[Material for this exercise]

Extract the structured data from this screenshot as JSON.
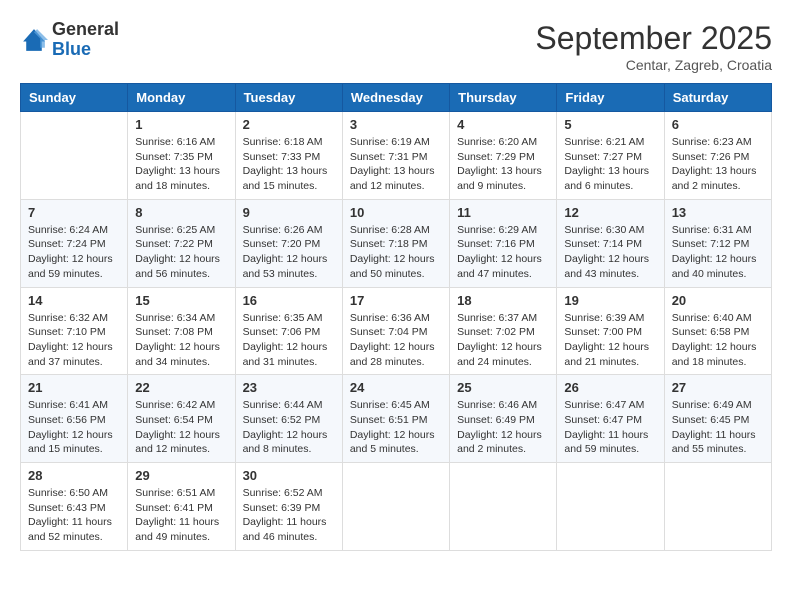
{
  "header": {
    "logo": {
      "general": "General",
      "blue": "Blue"
    },
    "title": "September 2025",
    "location": "Centar, Zagreb, Croatia"
  },
  "calendar": {
    "days_of_week": [
      "Sunday",
      "Monday",
      "Tuesday",
      "Wednesday",
      "Thursday",
      "Friday",
      "Saturday"
    ],
    "weeks": [
      [
        {
          "day": "",
          "info": ""
        },
        {
          "day": "1",
          "info": "Sunrise: 6:16 AM\nSunset: 7:35 PM\nDaylight: 13 hours\nand 18 minutes."
        },
        {
          "day": "2",
          "info": "Sunrise: 6:18 AM\nSunset: 7:33 PM\nDaylight: 13 hours\nand 15 minutes."
        },
        {
          "day": "3",
          "info": "Sunrise: 6:19 AM\nSunset: 7:31 PM\nDaylight: 13 hours\nand 12 minutes."
        },
        {
          "day": "4",
          "info": "Sunrise: 6:20 AM\nSunset: 7:29 PM\nDaylight: 13 hours\nand 9 minutes."
        },
        {
          "day": "5",
          "info": "Sunrise: 6:21 AM\nSunset: 7:27 PM\nDaylight: 13 hours\nand 6 minutes."
        },
        {
          "day": "6",
          "info": "Sunrise: 6:23 AM\nSunset: 7:26 PM\nDaylight: 13 hours\nand 2 minutes."
        }
      ],
      [
        {
          "day": "7",
          "info": "Sunrise: 6:24 AM\nSunset: 7:24 PM\nDaylight: 12 hours\nand 59 minutes."
        },
        {
          "day": "8",
          "info": "Sunrise: 6:25 AM\nSunset: 7:22 PM\nDaylight: 12 hours\nand 56 minutes."
        },
        {
          "day": "9",
          "info": "Sunrise: 6:26 AM\nSunset: 7:20 PM\nDaylight: 12 hours\nand 53 minutes."
        },
        {
          "day": "10",
          "info": "Sunrise: 6:28 AM\nSunset: 7:18 PM\nDaylight: 12 hours\nand 50 minutes."
        },
        {
          "day": "11",
          "info": "Sunrise: 6:29 AM\nSunset: 7:16 PM\nDaylight: 12 hours\nand 47 minutes."
        },
        {
          "day": "12",
          "info": "Sunrise: 6:30 AM\nSunset: 7:14 PM\nDaylight: 12 hours\nand 43 minutes."
        },
        {
          "day": "13",
          "info": "Sunrise: 6:31 AM\nSunset: 7:12 PM\nDaylight: 12 hours\nand 40 minutes."
        }
      ],
      [
        {
          "day": "14",
          "info": "Sunrise: 6:32 AM\nSunset: 7:10 PM\nDaylight: 12 hours\nand 37 minutes."
        },
        {
          "day": "15",
          "info": "Sunrise: 6:34 AM\nSunset: 7:08 PM\nDaylight: 12 hours\nand 34 minutes."
        },
        {
          "day": "16",
          "info": "Sunrise: 6:35 AM\nSunset: 7:06 PM\nDaylight: 12 hours\nand 31 minutes."
        },
        {
          "day": "17",
          "info": "Sunrise: 6:36 AM\nSunset: 7:04 PM\nDaylight: 12 hours\nand 28 minutes."
        },
        {
          "day": "18",
          "info": "Sunrise: 6:37 AM\nSunset: 7:02 PM\nDaylight: 12 hours\nand 24 minutes."
        },
        {
          "day": "19",
          "info": "Sunrise: 6:39 AM\nSunset: 7:00 PM\nDaylight: 12 hours\nand 21 minutes."
        },
        {
          "day": "20",
          "info": "Sunrise: 6:40 AM\nSunset: 6:58 PM\nDaylight: 12 hours\nand 18 minutes."
        }
      ],
      [
        {
          "day": "21",
          "info": "Sunrise: 6:41 AM\nSunset: 6:56 PM\nDaylight: 12 hours\nand 15 minutes."
        },
        {
          "day": "22",
          "info": "Sunrise: 6:42 AM\nSunset: 6:54 PM\nDaylight: 12 hours\nand 12 minutes."
        },
        {
          "day": "23",
          "info": "Sunrise: 6:44 AM\nSunset: 6:52 PM\nDaylight: 12 hours\nand 8 minutes."
        },
        {
          "day": "24",
          "info": "Sunrise: 6:45 AM\nSunset: 6:51 PM\nDaylight: 12 hours\nand 5 minutes."
        },
        {
          "day": "25",
          "info": "Sunrise: 6:46 AM\nSunset: 6:49 PM\nDaylight: 12 hours\nand 2 minutes."
        },
        {
          "day": "26",
          "info": "Sunrise: 6:47 AM\nSunset: 6:47 PM\nDaylight: 11 hours\nand 59 minutes."
        },
        {
          "day": "27",
          "info": "Sunrise: 6:49 AM\nSunset: 6:45 PM\nDaylight: 11 hours\nand 55 minutes."
        }
      ],
      [
        {
          "day": "28",
          "info": "Sunrise: 6:50 AM\nSunset: 6:43 PM\nDaylight: 11 hours\nand 52 minutes."
        },
        {
          "day": "29",
          "info": "Sunrise: 6:51 AM\nSunset: 6:41 PM\nDaylight: 11 hours\nand 49 minutes."
        },
        {
          "day": "30",
          "info": "Sunrise: 6:52 AM\nSunset: 6:39 PM\nDaylight: 11 hours\nand 46 minutes."
        },
        {
          "day": "",
          "info": ""
        },
        {
          "day": "",
          "info": ""
        },
        {
          "day": "",
          "info": ""
        },
        {
          "day": "",
          "info": ""
        }
      ]
    ]
  }
}
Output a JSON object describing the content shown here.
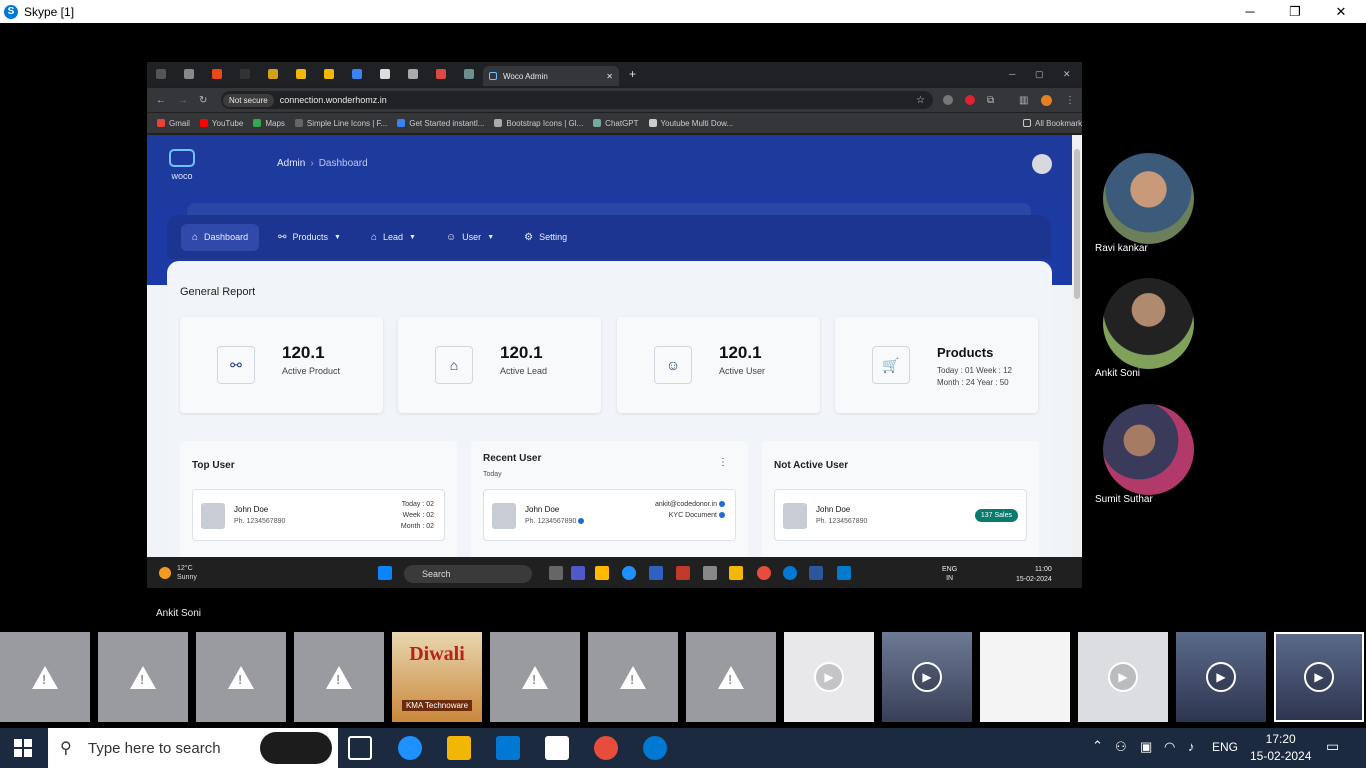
{
  "skype": {
    "title": "Skype [1]",
    "minimize": "─",
    "restore": "❐",
    "close": "✕"
  },
  "browser": {
    "active_tab": "Woco Admin",
    "not_secure": "Not secure",
    "url": "connection.wonderhomz.in",
    "bookmarks": [
      "Gmail",
      "YouTube",
      "Maps",
      "Simple Line Icons | F...",
      "Get Started instantl...",
      "Bootstrap Icons | Gl...",
      "ChatGPT",
      "Youtube Multi Dow..."
    ],
    "all_bookmarks": "All Bookmarks"
  },
  "woco": {
    "logo_text": "woco",
    "breadcrumb": {
      "root": "Admin",
      "current": "Dashboard"
    },
    "nav": [
      "Dashboard",
      "Products",
      "Lead",
      "User",
      "Setting"
    ],
    "general_report": "General Report",
    "stats": [
      {
        "value": "120.1",
        "label": "Active Product"
      },
      {
        "value": "120.1",
        "label": "Active Lead"
      },
      {
        "value": "120.1",
        "label": "Active User"
      }
    ],
    "products": {
      "title": "Products",
      "line1": "Today : 01   Week : 12",
      "line2": "Month : 24   Year : 50"
    },
    "top_user": {
      "title": "Top User",
      "name": "John Doe",
      "phone": "Ph. 1234567890",
      "today": "Today : 02",
      "week": "Week : 02",
      "month": "Month : 02"
    },
    "recent_user": {
      "title": "Recent User",
      "subtitle": "Today",
      "name": "John Doe",
      "phone": "Ph. 1234567890",
      "email": "ankit@codedonor.in",
      "kyc": "KYC Document"
    },
    "not_active_user": {
      "title": "Not Active User",
      "name": "John Doe",
      "phone": "Ph. 1234567890",
      "badge": "137 Sales"
    }
  },
  "inner_taskbar": {
    "temp": "12°C",
    "weather": "Sunny",
    "search": "Search",
    "lang1": "ENG",
    "lang2": "IN",
    "time": "11:00",
    "date": "15-02-2024"
  },
  "participants": [
    "Ravi kankar",
    "Ankit Soni",
    "Sumit Suthar"
  ],
  "speaker": "Ankit Soni",
  "thumbnails": {
    "diwali_title": "Diwali",
    "diwali_brand": "KMA Technoware"
  },
  "taskbar": {
    "search_placeholder": "Type here to search",
    "lang": "ENG",
    "time": "17:20",
    "date": "15-02-2024"
  }
}
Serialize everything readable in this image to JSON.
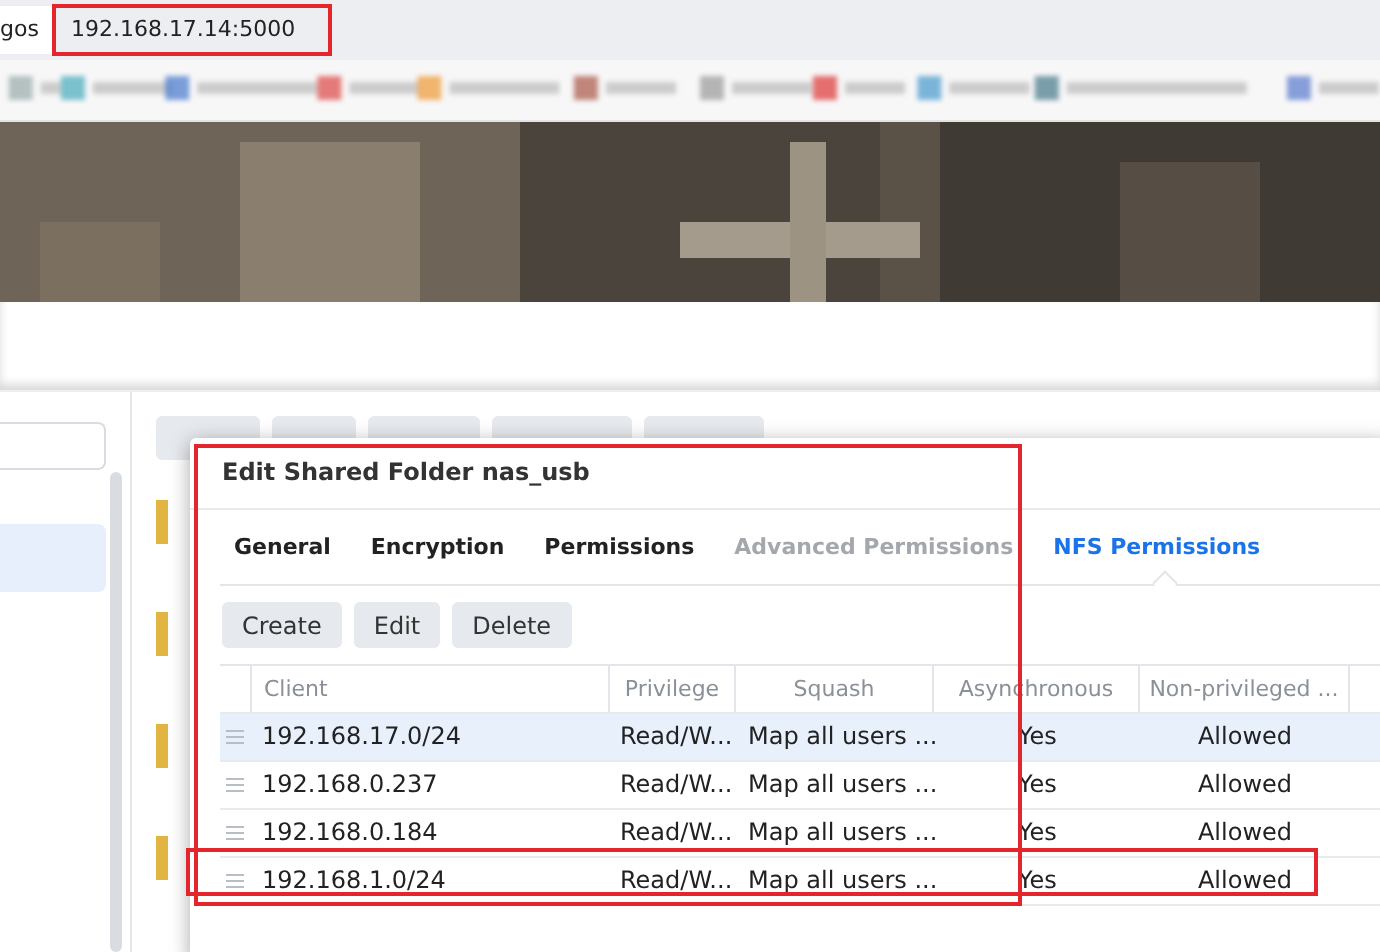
{
  "browser": {
    "tab_fragment": "gos",
    "address": "192.168.17.14:5000"
  },
  "toolbar": [
    {
      "kind": "button"
    },
    {
      "kind": "button"
    },
    {
      "kind": "button"
    },
    {
      "kind": "button"
    },
    {
      "kind": "button"
    }
  ],
  "dialog": {
    "title": "Edit Shared Folder nas_usb",
    "tabs": [
      {
        "label": "General",
        "selected": false,
        "disabled": false
      },
      {
        "label": "Encryption",
        "selected": false,
        "disabled": false
      },
      {
        "label": "Permissions",
        "selected": false,
        "disabled": false
      },
      {
        "label": "Advanced Permissions",
        "selected": false,
        "disabled": true
      },
      {
        "label": "NFS Permissions",
        "selected": true,
        "disabled": false
      }
    ],
    "buttons": [
      "Create",
      "Edit",
      "Delete"
    ],
    "table": {
      "columns": [
        "Client",
        "Privilege",
        "Squash",
        "Asynchronous",
        "Non-privileged ..."
      ],
      "rows": [
        {
          "selected": true,
          "cells": [
            "192.168.17.0/24",
            "Read/W...",
            "Map all users ...",
            "Yes",
            "Allowed"
          ]
        },
        {
          "selected": false,
          "cells": [
            "192.168.0.237",
            "Read/W...",
            "Map all users ...",
            "Yes",
            "Allowed"
          ]
        },
        {
          "selected": false,
          "cells": [
            "192.168.0.184",
            "Read/W...",
            "Map all users ...",
            "Yes",
            "Allowed"
          ]
        },
        {
          "selected": false,
          "cells": [
            "192.168.1.0/24",
            "Read/W...",
            "Map all users ...",
            "Yes",
            "Allowed"
          ]
        }
      ]
    }
  }
}
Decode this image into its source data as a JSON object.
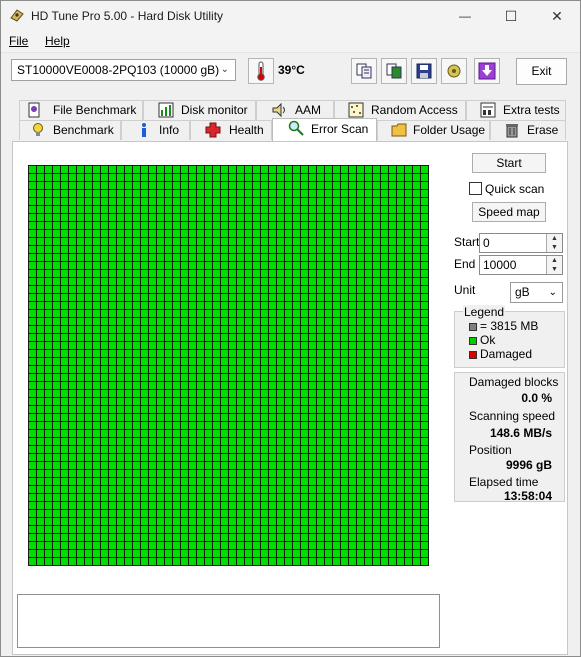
{
  "window": {
    "title": "HD Tune Pro 5.00 - Hard Disk Utility",
    "controls": {
      "minimize": "—",
      "maximize": "☐",
      "close": "✕"
    }
  },
  "menu": {
    "file": "File",
    "help": "Help"
  },
  "toolbar": {
    "drive": "ST10000VE0008-2PQ103 (10000 gB)",
    "temperature": "39°C",
    "exit": "Exit"
  },
  "tabs_top": [
    {
      "label": "File Benchmark",
      "icon": "file-benchmark-icon"
    },
    {
      "label": "Disk monitor",
      "icon": "disk-monitor-icon"
    },
    {
      "label": "AAM",
      "icon": "speaker-icon"
    },
    {
      "label": "Random Access",
      "icon": "random-access-icon"
    },
    {
      "label": "Extra tests",
      "icon": "extra-tests-icon"
    }
  ],
  "tabs_bottom": [
    {
      "label": "Benchmark",
      "icon": "lightbulb-icon"
    },
    {
      "label": "Info",
      "icon": "info-icon"
    },
    {
      "label": "Health",
      "icon": "health-cross-icon"
    },
    {
      "label": "Error Scan",
      "icon": "magnifier-icon",
      "active": true
    },
    {
      "label": "Folder Usage",
      "icon": "folder-icon"
    },
    {
      "label": "Erase",
      "icon": "trash-icon"
    }
  ],
  "scan": {
    "start_button": "Start",
    "quick_scan": "Quick scan",
    "quick_scan_checked": false,
    "speed_map": "Speed map",
    "start_label": "Start",
    "start_value": "0",
    "end_label": "End",
    "end_value": "10000",
    "unit_label": "Unit",
    "unit_value": "gB",
    "block_state": "ok",
    "block_color": "#00dd00"
  },
  "legend": {
    "title": "Legend",
    "block_size": "= 3815 MB",
    "ok": "Ok",
    "damaged": "Damaged",
    "colors": {
      "block": "#808080",
      "ok": "#00cc00",
      "damaged": "#dd0000"
    }
  },
  "stats": {
    "damaged_blocks_label": "Damaged blocks",
    "damaged_blocks_value": "0.0 %",
    "scanning_speed_label": "Scanning speed",
    "scanning_speed_value": "148.6 MB/s",
    "position_label": "Position",
    "position_value": "9996 gB",
    "elapsed_label": "Elapsed time",
    "elapsed_value": "13:58:04"
  }
}
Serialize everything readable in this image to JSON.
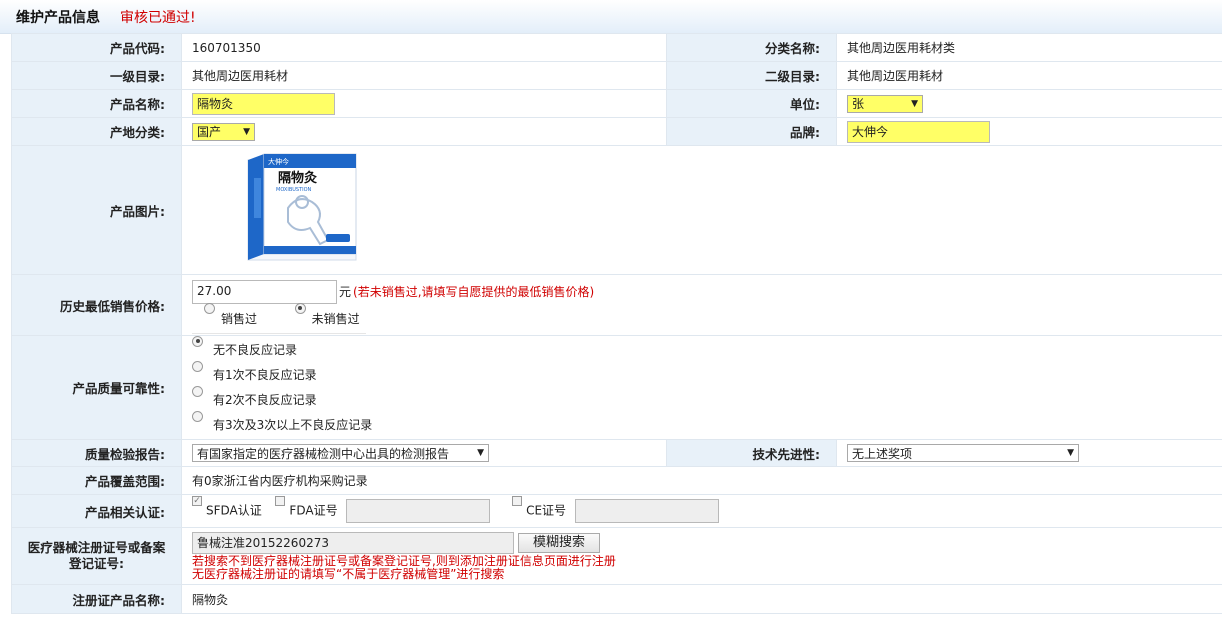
{
  "header": {
    "title": "维护产品信息",
    "status": "审核已通过!"
  },
  "rows": {
    "code": {
      "label": "产品代码:",
      "value": "160701350"
    },
    "category": {
      "label": "分类名称:",
      "value": "其他周边医用耗材类"
    },
    "level1": {
      "label": "一级目录:",
      "value": "其他周边医用耗材"
    },
    "level2": {
      "label": "二级目录:",
      "value": "其他周边医用耗材"
    },
    "name": {
      "label": "产品名称:",
      "value": "隔物灸"
    },
    "unit": {
      "label": "单位:",
      "value": "张"
    },
    "origin": {
      "label": "产地分类:",
      "value": "国产"
    },
    "brand": {
      "label": "品牌:",
      "value": "大伸今"
    },
    "image": {
      "label": "产品图片:",
      "box_brand": "大伸今",
      "box_title": "隔物灸",
      "box_sub": "MOXIBUSTION"
    },
    "price": {
      "label": "历史最低销售价格:",
      "value": "27.00",
      "unit": "元",
      "hint": "(若未销售过,请填写自愿提供的最低销售价格)",
      "options": [
        "销售过",
        "未销售过"
      ],
      "selected": 1
    },
    "quality": {
      "label": "产品质量可靠性:",
      "options": [
        "无不良反应记录",
        "有1次不良反应记录",
        "有2次不良反应记录",
        "有3次及3次以上不良反应记录"
      ],
      "selected": 0
    },
    "inspection": {
      "label": "质量检验报告:",
      "value": "有国家指定的医疗器械检测中心出具的检测报告"
    },
    "tech": {
      "label": "技术先进性:",
      "value": "无上述奖项"
    },
    "coverage": {
      "label": "产品覆盖范围:",
      "value": "有0家浙江省内医疗机构采购记录"
    },
    "cert": {
      "label": "产品相关认证:",
      "sfda": "SFDA认证",
      "fda": "FDA证号",
      "ce": "CE证号"
    },
    "reg": {
      "label_line1": "医疗器械注册证号或备案",
      "label_line2": "登记证号:",
      "value": "鲁械注准20152260273",
      "button": "模糊搜索",
      "hint1": "若搜索不到医疗器械注册证号或备案登记证号,则到添加注册证信息页面进行注册",
      "hint2": "无医疗器械注册证的请填写“不属于医疗器械管理”进行搜索"
    },
    "regname": {
      "label": "注册证产品名称:",
      "value": "隔物灸"
    }
  },
  "colors": {
    "label_bg": "#e8f1f9",
    "highlight": "#ffff66",
    "alert": "#d00000",
    "box_blue": "#1e67c8"
  }
}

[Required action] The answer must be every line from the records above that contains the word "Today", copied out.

[Problem solution]
      "line1": "Today : 01   Week : 12",
      "today": "Today : 02",
      "subtitle": "Today",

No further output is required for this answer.